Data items
────────────────────

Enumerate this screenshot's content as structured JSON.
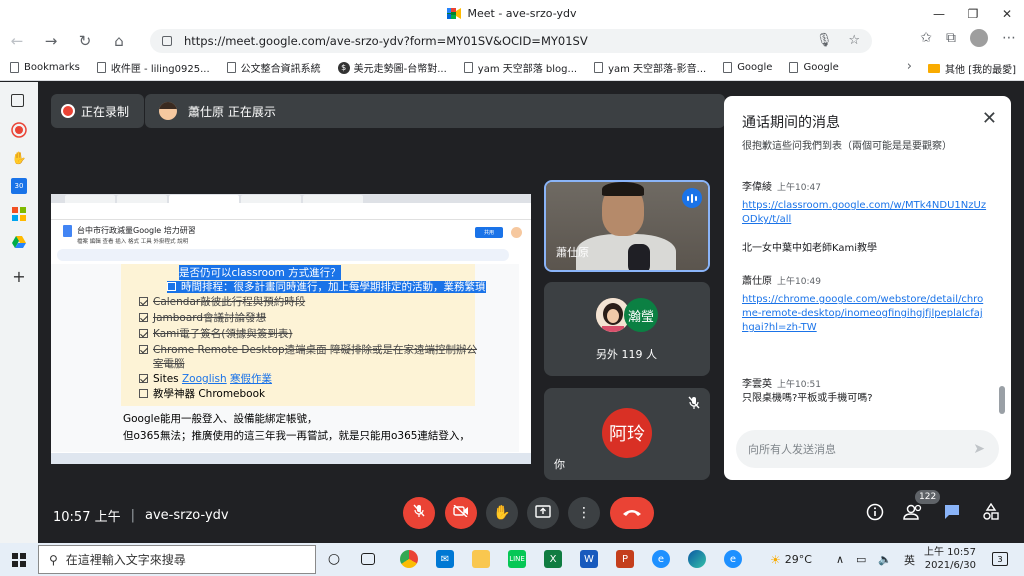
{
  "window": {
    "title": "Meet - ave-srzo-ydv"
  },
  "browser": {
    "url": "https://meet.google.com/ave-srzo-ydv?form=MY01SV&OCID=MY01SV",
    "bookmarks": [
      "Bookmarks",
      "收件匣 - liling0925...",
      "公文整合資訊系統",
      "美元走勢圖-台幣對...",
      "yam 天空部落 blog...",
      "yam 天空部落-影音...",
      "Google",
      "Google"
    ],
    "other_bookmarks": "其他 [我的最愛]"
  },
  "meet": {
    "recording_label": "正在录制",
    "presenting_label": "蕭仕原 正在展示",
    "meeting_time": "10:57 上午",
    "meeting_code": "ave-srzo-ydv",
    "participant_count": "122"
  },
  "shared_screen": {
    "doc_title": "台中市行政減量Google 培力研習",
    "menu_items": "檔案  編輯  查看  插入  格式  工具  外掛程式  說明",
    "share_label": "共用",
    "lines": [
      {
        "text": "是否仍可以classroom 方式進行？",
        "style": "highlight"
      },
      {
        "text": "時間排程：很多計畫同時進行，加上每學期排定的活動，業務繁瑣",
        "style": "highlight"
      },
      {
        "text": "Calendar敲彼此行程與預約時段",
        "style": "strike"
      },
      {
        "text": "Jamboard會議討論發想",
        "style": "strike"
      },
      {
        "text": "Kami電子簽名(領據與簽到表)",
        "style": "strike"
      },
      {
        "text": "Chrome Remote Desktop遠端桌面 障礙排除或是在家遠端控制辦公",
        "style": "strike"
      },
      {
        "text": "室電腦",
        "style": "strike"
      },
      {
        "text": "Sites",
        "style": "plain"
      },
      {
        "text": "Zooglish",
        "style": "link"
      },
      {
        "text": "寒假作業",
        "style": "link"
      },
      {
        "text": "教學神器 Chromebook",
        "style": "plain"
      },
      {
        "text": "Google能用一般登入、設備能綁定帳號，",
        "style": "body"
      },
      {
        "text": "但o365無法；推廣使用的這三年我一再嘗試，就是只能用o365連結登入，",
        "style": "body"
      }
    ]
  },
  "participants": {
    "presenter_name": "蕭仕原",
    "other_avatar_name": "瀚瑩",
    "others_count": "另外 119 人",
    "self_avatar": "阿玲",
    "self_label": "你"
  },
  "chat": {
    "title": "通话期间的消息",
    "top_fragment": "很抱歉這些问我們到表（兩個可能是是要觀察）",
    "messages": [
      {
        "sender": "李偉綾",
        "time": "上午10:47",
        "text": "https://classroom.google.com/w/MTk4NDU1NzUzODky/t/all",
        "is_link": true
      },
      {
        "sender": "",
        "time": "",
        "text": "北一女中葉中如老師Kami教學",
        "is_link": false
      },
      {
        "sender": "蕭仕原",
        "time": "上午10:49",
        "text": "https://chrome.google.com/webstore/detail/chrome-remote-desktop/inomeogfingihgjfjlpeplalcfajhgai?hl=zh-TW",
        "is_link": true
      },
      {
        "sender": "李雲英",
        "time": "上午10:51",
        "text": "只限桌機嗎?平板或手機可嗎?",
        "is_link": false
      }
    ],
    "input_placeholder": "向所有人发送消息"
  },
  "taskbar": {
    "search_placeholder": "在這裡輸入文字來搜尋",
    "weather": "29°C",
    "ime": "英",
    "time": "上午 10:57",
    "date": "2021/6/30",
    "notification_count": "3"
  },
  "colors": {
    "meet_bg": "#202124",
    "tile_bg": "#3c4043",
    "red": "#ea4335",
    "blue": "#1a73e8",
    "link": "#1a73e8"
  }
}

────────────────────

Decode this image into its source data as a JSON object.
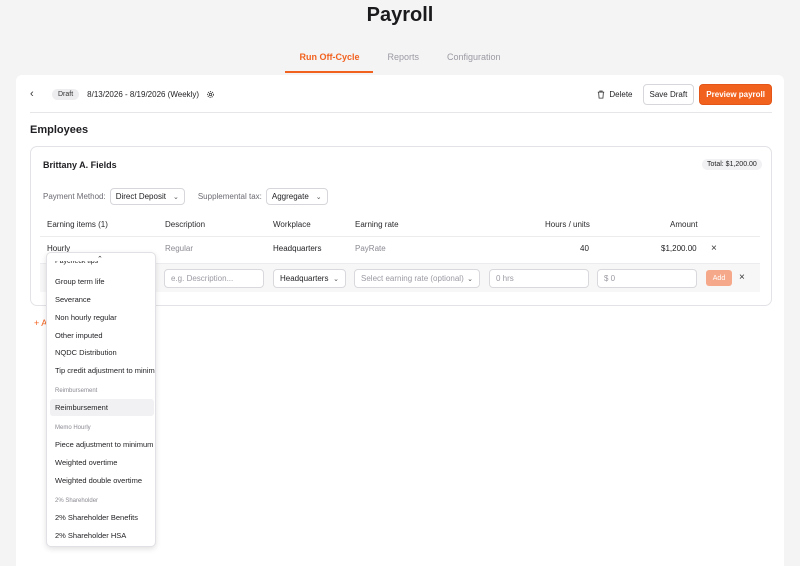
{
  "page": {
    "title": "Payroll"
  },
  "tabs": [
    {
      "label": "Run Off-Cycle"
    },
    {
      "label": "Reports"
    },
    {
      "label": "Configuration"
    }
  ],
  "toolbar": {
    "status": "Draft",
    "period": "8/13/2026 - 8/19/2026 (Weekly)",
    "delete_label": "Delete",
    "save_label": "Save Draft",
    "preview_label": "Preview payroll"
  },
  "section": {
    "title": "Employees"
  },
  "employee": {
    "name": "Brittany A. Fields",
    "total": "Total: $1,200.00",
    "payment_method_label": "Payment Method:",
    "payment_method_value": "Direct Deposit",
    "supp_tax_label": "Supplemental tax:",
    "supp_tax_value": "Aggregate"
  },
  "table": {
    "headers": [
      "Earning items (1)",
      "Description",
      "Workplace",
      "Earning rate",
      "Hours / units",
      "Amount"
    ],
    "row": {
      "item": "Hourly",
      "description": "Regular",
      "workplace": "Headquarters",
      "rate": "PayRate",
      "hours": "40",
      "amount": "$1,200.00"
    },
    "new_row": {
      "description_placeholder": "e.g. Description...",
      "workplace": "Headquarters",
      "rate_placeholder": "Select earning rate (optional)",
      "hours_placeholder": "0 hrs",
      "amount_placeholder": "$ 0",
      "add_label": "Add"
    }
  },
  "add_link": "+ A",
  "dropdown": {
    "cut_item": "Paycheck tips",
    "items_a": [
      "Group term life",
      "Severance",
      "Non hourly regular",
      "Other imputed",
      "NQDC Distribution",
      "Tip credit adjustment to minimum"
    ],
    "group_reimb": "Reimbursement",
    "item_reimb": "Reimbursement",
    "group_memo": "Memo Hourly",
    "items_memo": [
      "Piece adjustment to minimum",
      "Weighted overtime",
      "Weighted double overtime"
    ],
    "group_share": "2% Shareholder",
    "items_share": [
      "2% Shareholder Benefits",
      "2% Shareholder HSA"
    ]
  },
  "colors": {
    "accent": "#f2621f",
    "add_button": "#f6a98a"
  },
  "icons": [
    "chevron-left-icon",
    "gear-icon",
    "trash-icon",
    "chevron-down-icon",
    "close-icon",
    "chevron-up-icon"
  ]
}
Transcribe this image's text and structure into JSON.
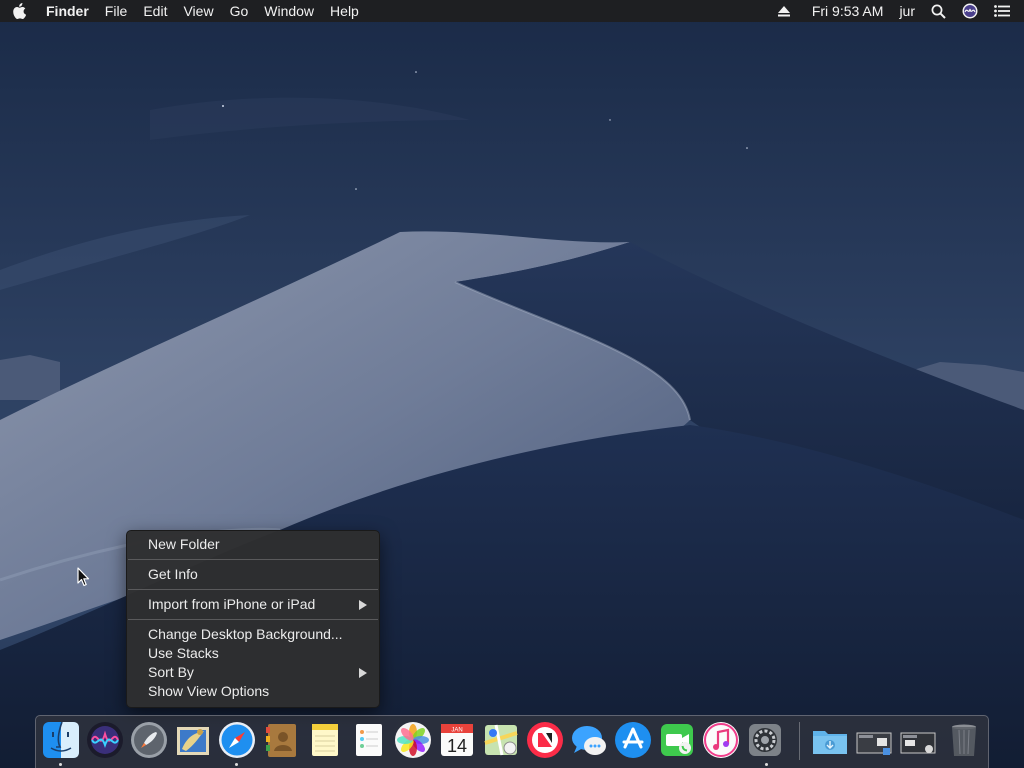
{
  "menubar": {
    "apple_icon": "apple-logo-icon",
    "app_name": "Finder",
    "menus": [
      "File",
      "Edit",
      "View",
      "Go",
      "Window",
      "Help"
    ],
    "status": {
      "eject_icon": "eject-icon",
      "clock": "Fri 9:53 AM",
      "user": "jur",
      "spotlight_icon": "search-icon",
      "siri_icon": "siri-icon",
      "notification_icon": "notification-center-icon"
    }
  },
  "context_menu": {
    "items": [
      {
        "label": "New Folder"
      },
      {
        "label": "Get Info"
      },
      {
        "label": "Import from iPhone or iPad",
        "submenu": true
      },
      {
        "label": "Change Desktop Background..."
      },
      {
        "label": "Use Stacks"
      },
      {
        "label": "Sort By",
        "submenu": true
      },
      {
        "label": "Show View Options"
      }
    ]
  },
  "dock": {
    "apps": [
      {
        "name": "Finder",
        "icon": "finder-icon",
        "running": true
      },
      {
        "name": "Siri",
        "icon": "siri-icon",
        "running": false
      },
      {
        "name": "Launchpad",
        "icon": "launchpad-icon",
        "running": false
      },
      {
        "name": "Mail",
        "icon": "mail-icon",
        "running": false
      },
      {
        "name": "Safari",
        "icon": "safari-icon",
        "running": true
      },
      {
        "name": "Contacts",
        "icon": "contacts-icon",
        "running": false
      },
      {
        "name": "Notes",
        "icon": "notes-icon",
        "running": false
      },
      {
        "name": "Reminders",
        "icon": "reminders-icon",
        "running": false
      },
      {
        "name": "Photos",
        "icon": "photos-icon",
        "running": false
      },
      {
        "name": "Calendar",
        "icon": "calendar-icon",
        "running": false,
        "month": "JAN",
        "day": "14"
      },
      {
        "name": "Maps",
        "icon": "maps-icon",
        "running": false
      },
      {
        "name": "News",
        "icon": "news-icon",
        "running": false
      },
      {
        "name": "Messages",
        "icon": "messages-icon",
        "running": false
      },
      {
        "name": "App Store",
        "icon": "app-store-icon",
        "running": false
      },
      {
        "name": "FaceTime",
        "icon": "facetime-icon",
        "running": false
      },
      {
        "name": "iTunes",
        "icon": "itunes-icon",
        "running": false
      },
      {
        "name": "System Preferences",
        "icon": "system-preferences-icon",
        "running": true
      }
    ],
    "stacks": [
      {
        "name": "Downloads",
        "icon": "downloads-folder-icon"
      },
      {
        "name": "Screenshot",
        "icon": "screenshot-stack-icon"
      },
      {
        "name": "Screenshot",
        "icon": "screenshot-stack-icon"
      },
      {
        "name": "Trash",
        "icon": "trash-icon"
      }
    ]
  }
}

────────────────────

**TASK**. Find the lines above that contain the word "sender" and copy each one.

**YOUR SOLUTION**.
        "sender": "李偉綾",
        "sender": "",
        "sender": "蕭仕原",
        "sender": "李雲英",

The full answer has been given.